Since the church is located directly across the street from the Wilkinsburg Senior High School, the congregation has maintained a strong ministry to the youth of the community. Though the forms of youth ministry have changed through the years, from youth group meetings, to after school programs, to basketball ministries, to summer jobs programs, youth ministry for and with the community remains an essential part of the congregation’s DNA. Currently, the congregation helps to facilitate a faith based, community collaborative to end youth violence in Wilkinsburg, called The Wilkinsburg Sanctuary Project.
In responding to community unrest after the assassination of Dr. Martin Luther King Jr., the church played a vital role in organizing the Wilkinsburg Community Ministry in 1968 to alleviate the root causes of poverty and racial injustice in the community.
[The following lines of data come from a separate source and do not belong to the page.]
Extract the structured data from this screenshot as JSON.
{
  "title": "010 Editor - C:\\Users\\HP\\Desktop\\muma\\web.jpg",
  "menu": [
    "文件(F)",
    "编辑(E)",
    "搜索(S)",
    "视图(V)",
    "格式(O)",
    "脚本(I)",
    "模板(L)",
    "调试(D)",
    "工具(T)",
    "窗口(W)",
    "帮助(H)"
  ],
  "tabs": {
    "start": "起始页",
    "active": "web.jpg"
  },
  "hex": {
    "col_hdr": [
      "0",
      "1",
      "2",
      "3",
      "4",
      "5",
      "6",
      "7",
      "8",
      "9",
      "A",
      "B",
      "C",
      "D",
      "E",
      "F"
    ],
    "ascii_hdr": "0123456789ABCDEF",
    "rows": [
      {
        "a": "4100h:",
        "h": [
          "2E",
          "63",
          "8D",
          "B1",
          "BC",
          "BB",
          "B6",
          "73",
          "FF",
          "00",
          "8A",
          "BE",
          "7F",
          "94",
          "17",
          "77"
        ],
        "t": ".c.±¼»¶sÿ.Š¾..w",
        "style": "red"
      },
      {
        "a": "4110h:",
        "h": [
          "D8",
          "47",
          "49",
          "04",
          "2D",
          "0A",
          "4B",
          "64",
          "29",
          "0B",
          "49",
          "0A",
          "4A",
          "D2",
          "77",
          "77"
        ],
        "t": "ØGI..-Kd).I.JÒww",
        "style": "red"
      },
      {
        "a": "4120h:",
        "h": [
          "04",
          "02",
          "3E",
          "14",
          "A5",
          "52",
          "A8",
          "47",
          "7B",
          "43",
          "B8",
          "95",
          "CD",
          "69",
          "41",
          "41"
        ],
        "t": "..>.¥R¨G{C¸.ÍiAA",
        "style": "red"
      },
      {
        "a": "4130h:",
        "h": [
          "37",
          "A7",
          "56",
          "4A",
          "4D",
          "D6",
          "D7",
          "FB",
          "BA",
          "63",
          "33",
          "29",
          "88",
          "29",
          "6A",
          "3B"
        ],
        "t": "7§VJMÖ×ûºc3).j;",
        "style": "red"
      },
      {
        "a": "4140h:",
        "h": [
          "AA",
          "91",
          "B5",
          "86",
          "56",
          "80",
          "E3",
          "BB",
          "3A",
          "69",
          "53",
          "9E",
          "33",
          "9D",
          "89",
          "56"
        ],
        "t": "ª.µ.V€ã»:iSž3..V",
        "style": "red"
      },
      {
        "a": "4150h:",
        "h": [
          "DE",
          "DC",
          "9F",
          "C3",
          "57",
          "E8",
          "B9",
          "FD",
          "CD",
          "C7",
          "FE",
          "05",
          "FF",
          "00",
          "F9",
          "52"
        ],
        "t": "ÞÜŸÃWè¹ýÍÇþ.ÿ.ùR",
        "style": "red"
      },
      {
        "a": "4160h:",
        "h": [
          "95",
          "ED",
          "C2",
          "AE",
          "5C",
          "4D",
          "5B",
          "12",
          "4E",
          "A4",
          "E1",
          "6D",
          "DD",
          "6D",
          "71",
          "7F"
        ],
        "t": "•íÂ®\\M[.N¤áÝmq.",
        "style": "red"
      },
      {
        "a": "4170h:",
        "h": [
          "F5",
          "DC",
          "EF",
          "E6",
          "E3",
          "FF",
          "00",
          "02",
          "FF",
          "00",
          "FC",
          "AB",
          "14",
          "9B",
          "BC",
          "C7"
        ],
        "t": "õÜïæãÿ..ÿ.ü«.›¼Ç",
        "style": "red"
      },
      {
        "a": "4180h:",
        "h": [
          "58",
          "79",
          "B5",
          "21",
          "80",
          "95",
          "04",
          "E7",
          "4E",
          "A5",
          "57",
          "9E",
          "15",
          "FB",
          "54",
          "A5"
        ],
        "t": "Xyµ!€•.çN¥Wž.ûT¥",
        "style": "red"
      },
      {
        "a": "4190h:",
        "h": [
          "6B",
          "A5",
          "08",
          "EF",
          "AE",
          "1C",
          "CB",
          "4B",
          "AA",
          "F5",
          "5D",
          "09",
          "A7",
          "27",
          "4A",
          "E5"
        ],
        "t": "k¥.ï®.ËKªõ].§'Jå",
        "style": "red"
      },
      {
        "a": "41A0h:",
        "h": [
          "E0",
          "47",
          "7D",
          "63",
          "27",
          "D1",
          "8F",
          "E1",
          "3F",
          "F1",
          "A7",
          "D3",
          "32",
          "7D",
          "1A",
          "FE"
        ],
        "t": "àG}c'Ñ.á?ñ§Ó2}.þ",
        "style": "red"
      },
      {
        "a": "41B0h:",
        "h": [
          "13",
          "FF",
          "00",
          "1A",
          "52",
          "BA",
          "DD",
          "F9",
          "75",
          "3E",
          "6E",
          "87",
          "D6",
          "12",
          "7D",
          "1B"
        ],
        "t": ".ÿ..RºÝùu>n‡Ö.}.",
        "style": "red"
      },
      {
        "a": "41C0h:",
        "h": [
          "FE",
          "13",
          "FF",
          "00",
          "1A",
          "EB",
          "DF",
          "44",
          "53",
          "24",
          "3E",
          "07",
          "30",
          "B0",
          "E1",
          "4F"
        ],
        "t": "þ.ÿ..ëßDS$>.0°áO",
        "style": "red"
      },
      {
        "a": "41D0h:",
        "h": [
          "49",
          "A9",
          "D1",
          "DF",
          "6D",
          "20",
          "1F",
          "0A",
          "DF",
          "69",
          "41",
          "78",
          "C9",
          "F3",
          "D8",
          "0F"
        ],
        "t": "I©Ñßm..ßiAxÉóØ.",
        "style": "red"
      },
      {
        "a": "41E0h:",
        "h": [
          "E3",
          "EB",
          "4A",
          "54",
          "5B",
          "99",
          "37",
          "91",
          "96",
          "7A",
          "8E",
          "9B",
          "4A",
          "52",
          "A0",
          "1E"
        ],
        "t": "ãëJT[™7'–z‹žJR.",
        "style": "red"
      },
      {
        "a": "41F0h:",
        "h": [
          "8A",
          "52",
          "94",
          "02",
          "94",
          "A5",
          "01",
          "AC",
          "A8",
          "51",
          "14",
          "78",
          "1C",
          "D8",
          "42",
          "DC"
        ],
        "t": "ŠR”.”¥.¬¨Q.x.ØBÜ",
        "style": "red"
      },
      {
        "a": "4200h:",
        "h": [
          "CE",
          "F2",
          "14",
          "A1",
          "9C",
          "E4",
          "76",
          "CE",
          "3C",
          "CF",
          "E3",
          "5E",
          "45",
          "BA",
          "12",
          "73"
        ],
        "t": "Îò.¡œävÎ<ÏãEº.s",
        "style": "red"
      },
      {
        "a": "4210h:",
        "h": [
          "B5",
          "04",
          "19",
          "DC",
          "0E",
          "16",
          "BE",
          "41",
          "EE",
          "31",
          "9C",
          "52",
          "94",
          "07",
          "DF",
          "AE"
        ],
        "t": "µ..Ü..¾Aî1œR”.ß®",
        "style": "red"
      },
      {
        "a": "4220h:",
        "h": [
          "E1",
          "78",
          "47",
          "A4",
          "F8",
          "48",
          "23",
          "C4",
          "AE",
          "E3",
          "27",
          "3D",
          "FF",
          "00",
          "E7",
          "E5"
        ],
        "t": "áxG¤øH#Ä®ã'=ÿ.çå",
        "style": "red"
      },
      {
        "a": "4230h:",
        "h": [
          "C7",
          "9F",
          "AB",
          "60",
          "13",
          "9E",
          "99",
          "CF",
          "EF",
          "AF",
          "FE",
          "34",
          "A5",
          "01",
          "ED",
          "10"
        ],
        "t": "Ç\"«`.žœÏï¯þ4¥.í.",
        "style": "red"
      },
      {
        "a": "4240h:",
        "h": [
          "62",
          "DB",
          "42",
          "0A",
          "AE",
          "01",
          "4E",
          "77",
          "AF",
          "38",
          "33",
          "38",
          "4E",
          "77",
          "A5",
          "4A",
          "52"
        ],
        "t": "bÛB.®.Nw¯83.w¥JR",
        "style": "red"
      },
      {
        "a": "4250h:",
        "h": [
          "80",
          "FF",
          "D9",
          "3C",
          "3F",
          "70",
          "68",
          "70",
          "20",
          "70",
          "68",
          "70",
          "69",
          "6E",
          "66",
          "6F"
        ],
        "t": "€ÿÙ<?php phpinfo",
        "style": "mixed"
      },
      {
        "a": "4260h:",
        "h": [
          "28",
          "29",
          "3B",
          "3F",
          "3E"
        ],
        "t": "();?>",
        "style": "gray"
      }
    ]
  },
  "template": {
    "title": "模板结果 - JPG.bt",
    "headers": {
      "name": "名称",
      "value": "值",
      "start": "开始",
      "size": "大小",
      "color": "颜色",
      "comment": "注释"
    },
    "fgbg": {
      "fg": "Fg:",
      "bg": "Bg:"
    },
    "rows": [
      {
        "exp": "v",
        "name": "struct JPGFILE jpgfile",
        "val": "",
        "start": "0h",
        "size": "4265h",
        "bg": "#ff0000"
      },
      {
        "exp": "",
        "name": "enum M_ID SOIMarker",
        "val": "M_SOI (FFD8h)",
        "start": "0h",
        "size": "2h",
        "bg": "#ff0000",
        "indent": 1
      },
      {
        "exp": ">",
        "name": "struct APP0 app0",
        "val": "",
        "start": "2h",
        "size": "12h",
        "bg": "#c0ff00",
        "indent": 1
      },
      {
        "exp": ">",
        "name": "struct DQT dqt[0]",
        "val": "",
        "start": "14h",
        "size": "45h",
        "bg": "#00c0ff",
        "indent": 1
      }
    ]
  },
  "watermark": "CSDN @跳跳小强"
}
Slowly over the next four decades our Caucasian congregation started to receive African American members into its fellowship and leadership. Though the work of racial reconciliation was slow and often painful, the congregation now fully affirms and celebrates being an “inter-racial” family of faith. With the creation of a Racial Reconciliation Team in the 1990s, as well as the commissioning of three associate ministers who are African American in 2004-5, the congregation is considered a leader in racial reconciliation in our community and denomination.
With the collapse of the steel industry in the 1970s and 80s, the community of Wilkinsburg started to decline economically. In addition, white flight caused the decline of many businesses, as well as home-ownership in the community. By 1990, several Protestant churches left the community in the wake of white flight. Though our congregation was advised to leave the community by the church growth experts of that day, the church leadership made the historic and faithful decision to stay and continue our witness for Jesus in Wilkinsburg. They called our current pastor, Rev. Janet Hellner-Burris in 1990 to lead us into a deepening of our inter-racial witness and service to the Wilkinsburg community which had been transformed from a middle-class, predominantly Caucasian suburb, to a multi-racial, multi-income urban community.
For more information about the congregation’s journey of racial reconciliation and urban ministry, please see the article entitled “Stay”.